◆ PROBLEM DETAILS
An exact restatement of the data below, with the pictures removed, is the required answer.

◆ DATA EXTRACT

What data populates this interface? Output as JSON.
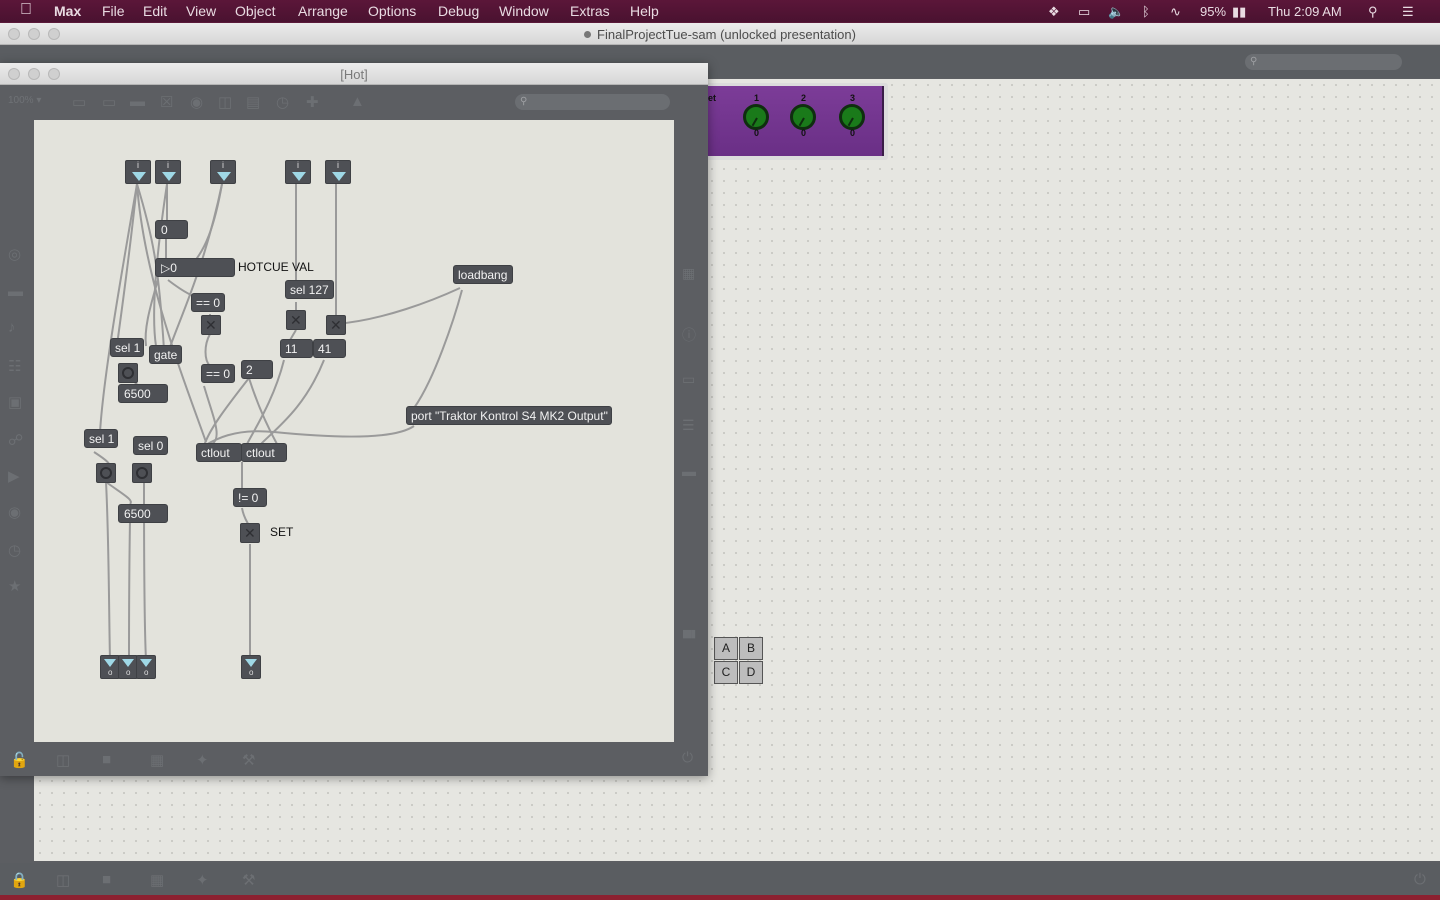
{
  "menubar": {
    "apple": "",
    "items": [
      "Max",
      "File",
      "Edit",
      "View",
      "Object",
      "Arrange",
      "Options",
      "Debug",
      "Window",
      "Extras",
      "Help"
    ],
    "battery": "95%",
    "clock": "Thu 2:09 AM"
  },
  "main_window": {
    "title": "FinalProjectTue-sam (unlocked presentation)"
  },
  "hot_window": {
    "title": "[Hot]",
    "zoom": "100% ▾"
  },
  "purple_panel": {
    "label_fragment": "et",
    "knobs": [
      {
        "label": "1",
        "value": "0"
      },
      {
        "label": "2",
        "value": "0"
      },
      {
        "label": "3",
        "value": "0"
      }
    ]
  },
  "abcd": [
    "A",
    "B",
    "C",
    "D"
  ],
  "patch": {
    "inlets": [
      "i",
      "i",
      "i",
      "i",
      "i"
    ],
    "number_zero": "0",
    "hotcue_number": "0",
    "hotcue_label": "HOTCUE VAL",
    "loadbang": "loadbang",
    "sel127": "sel 127",
    "eq0_a": "== 0",
    "eq0_b": "== 0",
    "msg11": "11",
    "msg41": "41",
    "msg2": "2",
    "sel1_a": "sel 1",
    "gate": "gate",
    "num6500_a": "6500",
    "sel1_b": "sel 1",
    "sel0": "sel 0",
    "num6500_b": "6500",
    "port_msg": "port \"Traktor Kontrol S4 MK2 Output\"",
    "ctlout_a": "ctlout",
    "ctlout_b": "ctlout",
    "neq0": "!= 0",
    "set_label": "SET",
    "outlet_o": "o"
  }
}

◆ RESPONSE BOX
What data populates this interface? Output as JSON.
{
  "menubar": {
    "apple": "",
    "items": [
      "Max",
      "File",
      "Edit",
      "View",
      "Object",
      "Arrange",
      "Options",
      "Debug",
      "Window",
      "Extras",
      "Help"
    ],
    "battery": "95%",
    "clock": "Thu 2:09 AM"
  },
  "main_window": {
    "title": "FinalProjectTue-sam (unlocked presentation)"
  },
  "hot_window": {
    "title": "[Hot]",
    "zoom": "100% ▾"
  },
  "purple_panel": {
    "label_fragment": "et",
    "knobs": [
      {
        "label": "1",
        "value": "0"
      },
      {
        "label": "2",
        "value": "0"
      },
      {
        "label": "3",
        "value": "0"
      }
    ]
  },
  "abcd": [
    "A",
    "B",
    "C",
    "D"
  ],
  "patch": {
    "inlets": [
      "i",
      "i",
      "i",
      "i",
      "i"
    ],
    "number_zero": "0",
    "hotcue_number": "0",
    "hotcue_label": "HOTCUE VAL",
    "loadbang": "loadbang",
    "sel127": "sel 127",
    "eq0_a": "== 0",
    "eq0_b": "== 0",
    "msg11": "11",
    "msg41": "41",
    "msg2": "2",
    "sel1_a": "sel 1",
    "gate": "gate",
    "num6500_a": "6500",
    "sel1_b": "sel 1",
    "sel0": "sel 0",
    "num6500_b": "6500",
    "port_msg": "port \"Traktor Kontrol S4 MK2 Output\"",
    "ctlout_a": "ctlout",
    "ctlout_b": "ctlout",
    "neq0": "!= 0",
    "set_label": "SET",
    "outlet_o": "o"
  }
}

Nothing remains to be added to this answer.